[Your objective] Write the data out again exactly, dropping any images it holds.

[Extracted information]
○ ○ ○ ○

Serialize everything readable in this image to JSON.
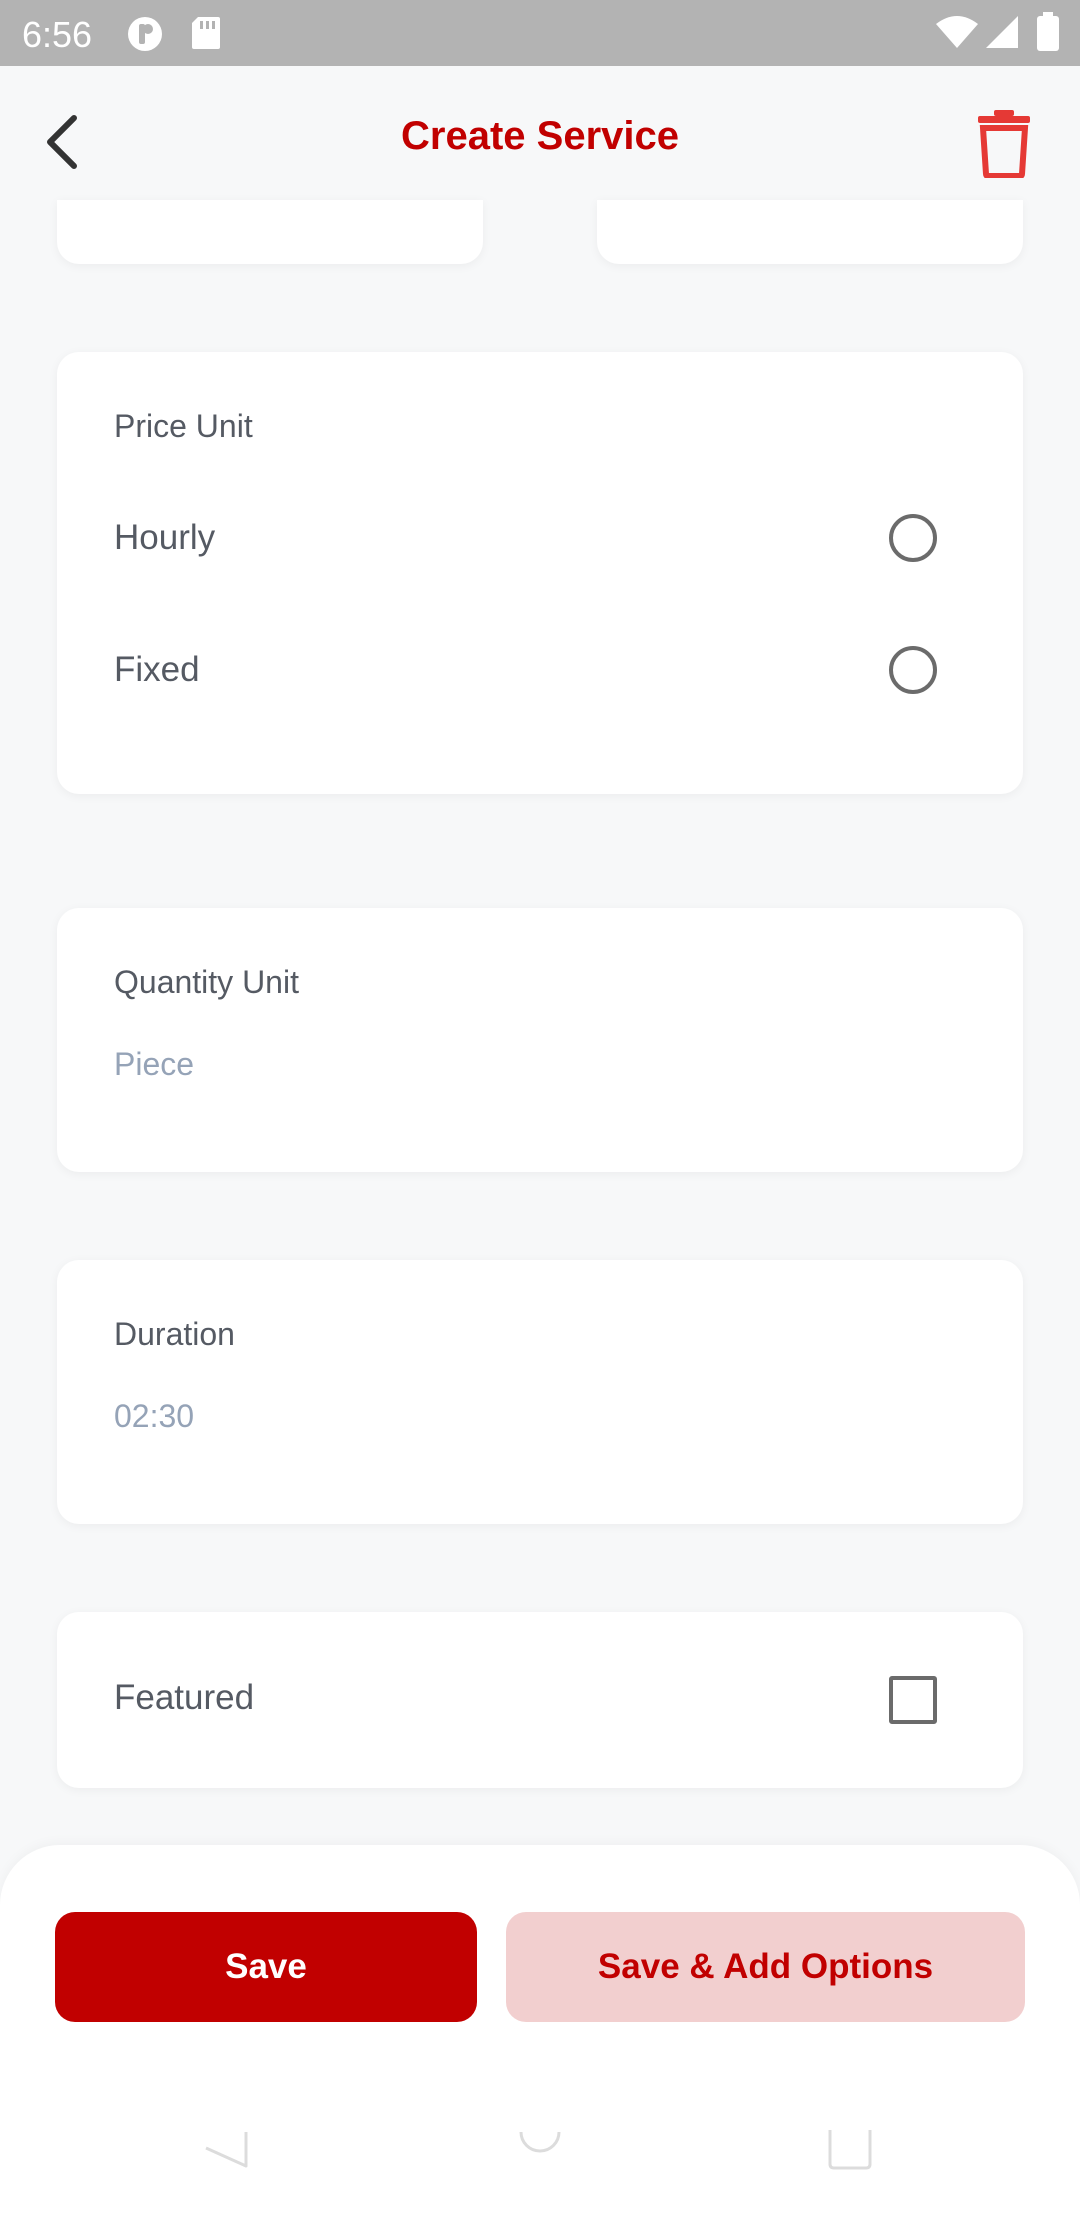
{
  "status_bar": {
    "time": "6:56",
    "icons": [
      "pocket-icon",
      "sd-card-icon",
      "wifi-icon",
      "signal-icon",
      "battery-icon"
    ]
  },
  "header": {
    "title": "Create Service",
    "back_icon": "back-arrow-icon",
    "delete_icon": "trash-icon"
  },
  "price_unit": {
    "label": "Price Unit",
    "options": [
      {
        "label": "Hourly",
        "selected": false
      },
      {
        "label": "Fixed",
        "selected": false
      }
    ]
  },
  "quantity_unit": {
    "label": "Quantity Unit",
    "placeholder": "Piece"
  },
  "duration": {
    "label": "Duration",
    "placeholder": "02:30"
  },
  "featured": {
    "label": "Featured",
    "checked": false
  },
  "actions": {
    "save_label": "Save",
    "save_add_options_label": "Save & Add Options"
  },
  "colors": {
    "accent": "#c10000",
    "accent_light": "#f2cfcf",
    "background": "#f7f8f9",
    "card": "#ffffff"
  }
}
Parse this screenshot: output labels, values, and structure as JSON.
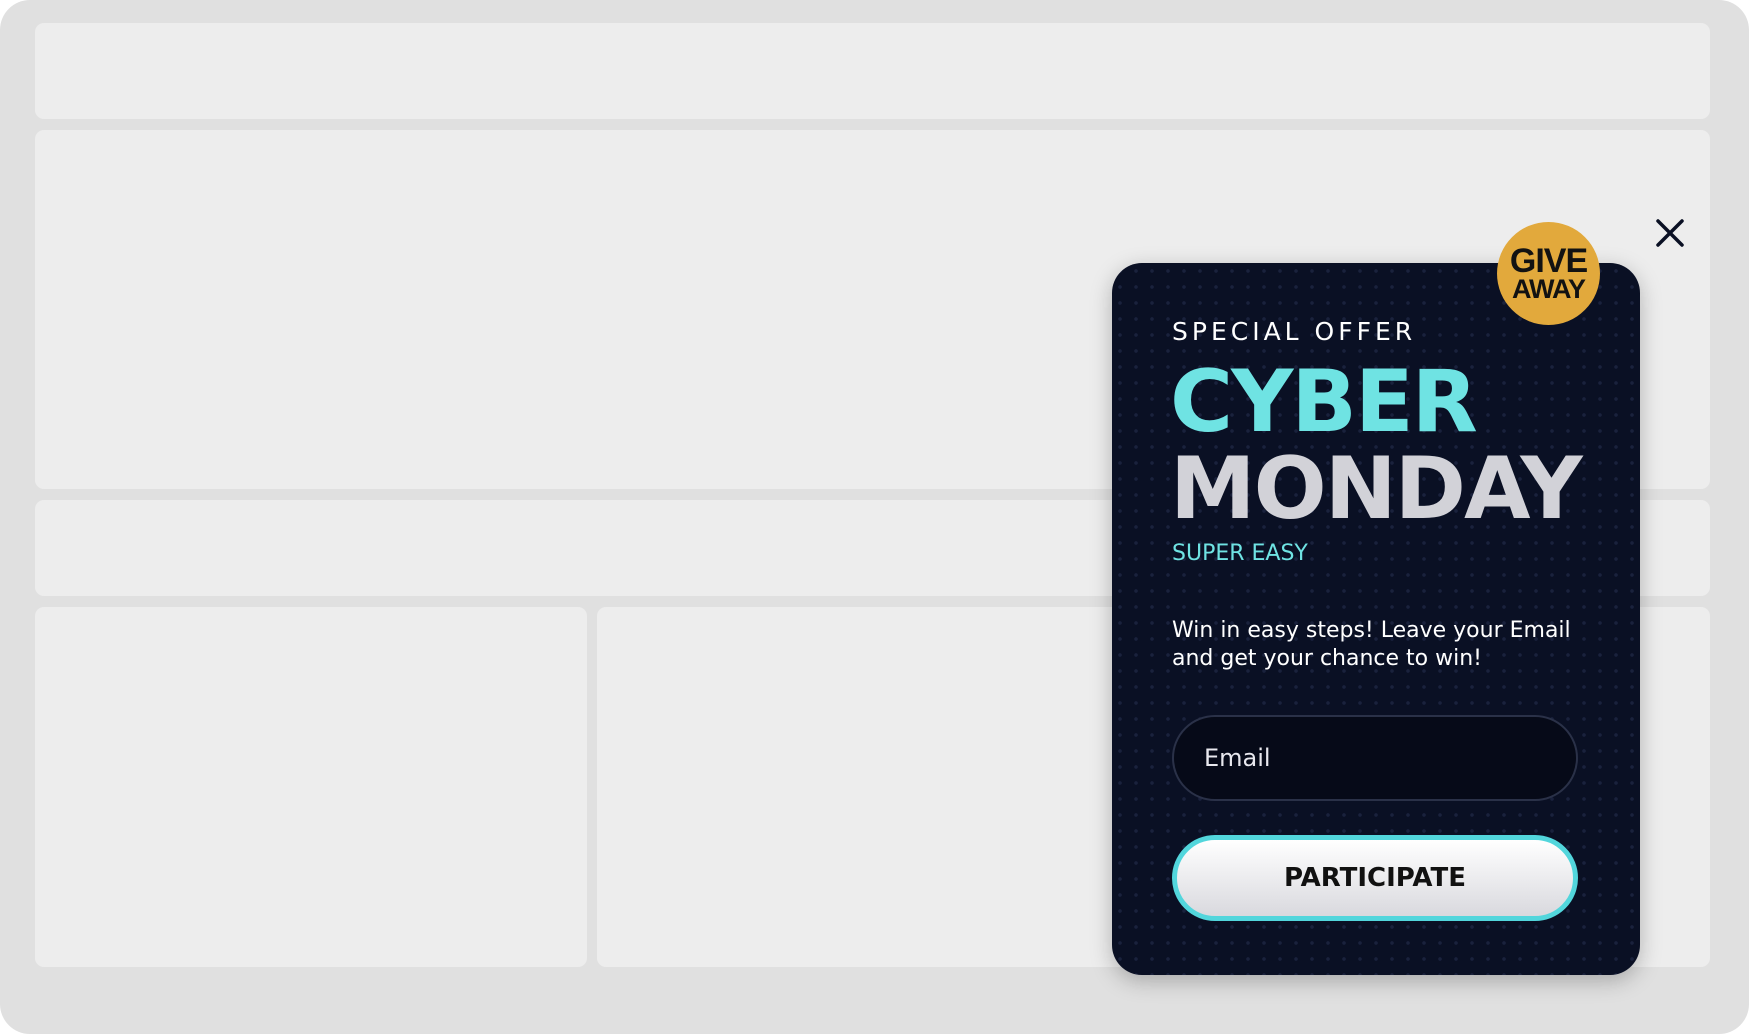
{
  "popup": {
    "badge_line1": "GIVE",
    "badge_line2": "AWAY",
    "eyebrow": "SPECIAL OFFER",
    "title_line1": "CYBER",
    "title_line2": "MONDAY",
    "tagline": "SUPER EASY",
    "description": "Win in easy steps! Leave your Email and get your chance to win!",
    "email_placeholder": "Email",
    "email_value": "",
    "cta_label": "PARTICIPATE",
    "close_icon": "close-icon"
  },
  "colors": {
    "page_frame": "#e0e0e0",
    "placeholder_block": "#ededed",
    "popup_bg": "#0a1024",
    "accent_cyan": "#6fe3e3",
    "badge_gold": "#e2a93c",
    "title_gray": "#d2d2d8",
    "button_border": "#52d6dc"
  }
}
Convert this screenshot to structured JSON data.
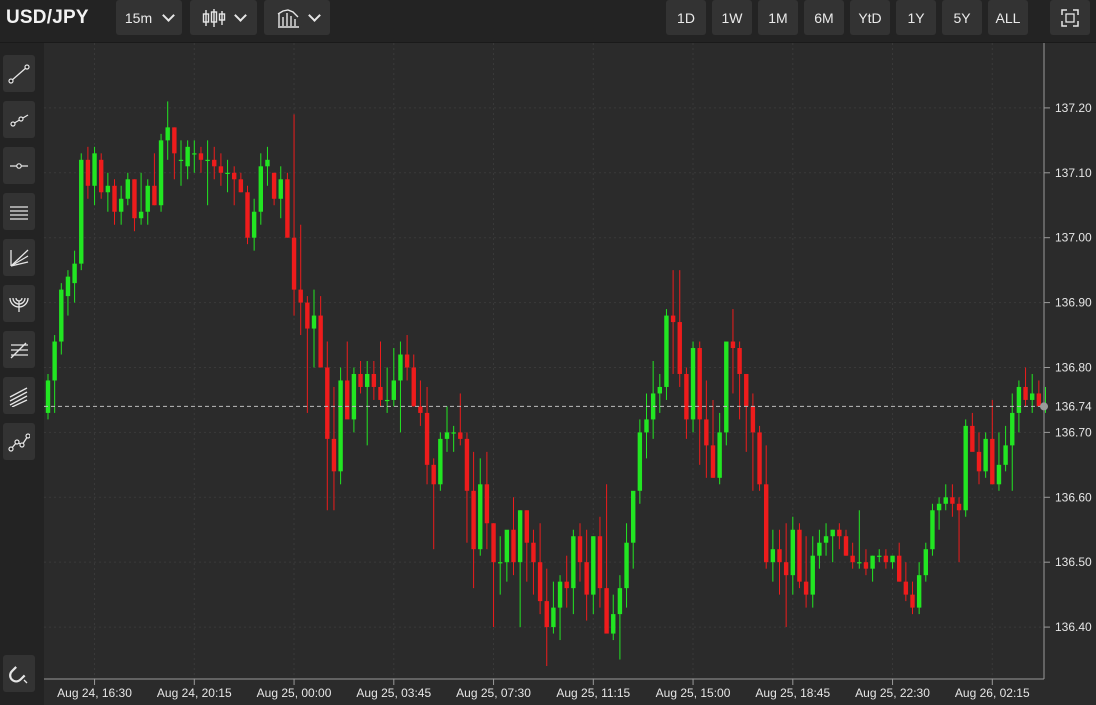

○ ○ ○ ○

[Answer space]
Serialize everything readable in this image to JSON.
{
  "status_bar": {
    "time": "6:56",
    "icons": [
      "pocket-icon",
      "sd-card-icon",
      "wifi-icon",
      "signal-icon",
      "battery-icon"
    ]
  },
  "header": {
    "title": "Create Service",
    "back_icon": "back-arrow-icon",
    "delete_icon": "trash-icon"
  },
  "price_unit": {
    "label": "Price Unit",
    "options": [
      {
        "label": "Hourly",
        "selected": false
      },
      {
        "label": "Fixed",
        "selected": false
      }
    ]
  },
  "quantity_unit": {
    "label": "Quantity Unit",
    "placeholder": "Piece"
  },
  "duration": {
    "label": "Duration",
    "placeholder": "02:30"
  },
  "featured": {
    "label": "Featured",
    "checked": false
  },
  "actions": {
    "save_label": "Save",
    "save_add_options_label": "Save & Add Options"
  },
  "colors": {
    "accent": "#c10000",
    "accent_light": "#f2cfcf",
    "background": "#f7f8f9",
    "card": "#ffffff"
  }
}
Parse this screenshot: output labels, values, and structure as JSON.
{
  "popup": {
    "badge_line1": "GIVE",
    "badge_line2": "AWAY",
    "eyebrow": "SPECIAL OFFER",
    "title_line1": "CYBER",
    "title_line2": "MONDAY",
    "tagline": "SUPER EASY",
    "description": "Win in easy steps! Leave your Email and get your chance to win!",
    "email_placeholder": "Email",
    "email_value": "",
    "cta_label": "PARTICIPATE",
    "close_icon": "close-icon"
  },
  "colors": {
    "page_frame": "#e0e0e0",
    "placeholder_block": "#ededed",
    "popup_bg": "#0a1024",
    "accent_cyan": "#6fe3e3",
    "badge_gold": "#e2a93c",
    "title_gray": "#d2d2d8",
    "button_border": "#52d6dc"
  }
}
Convert this screenshot to structured JSON data.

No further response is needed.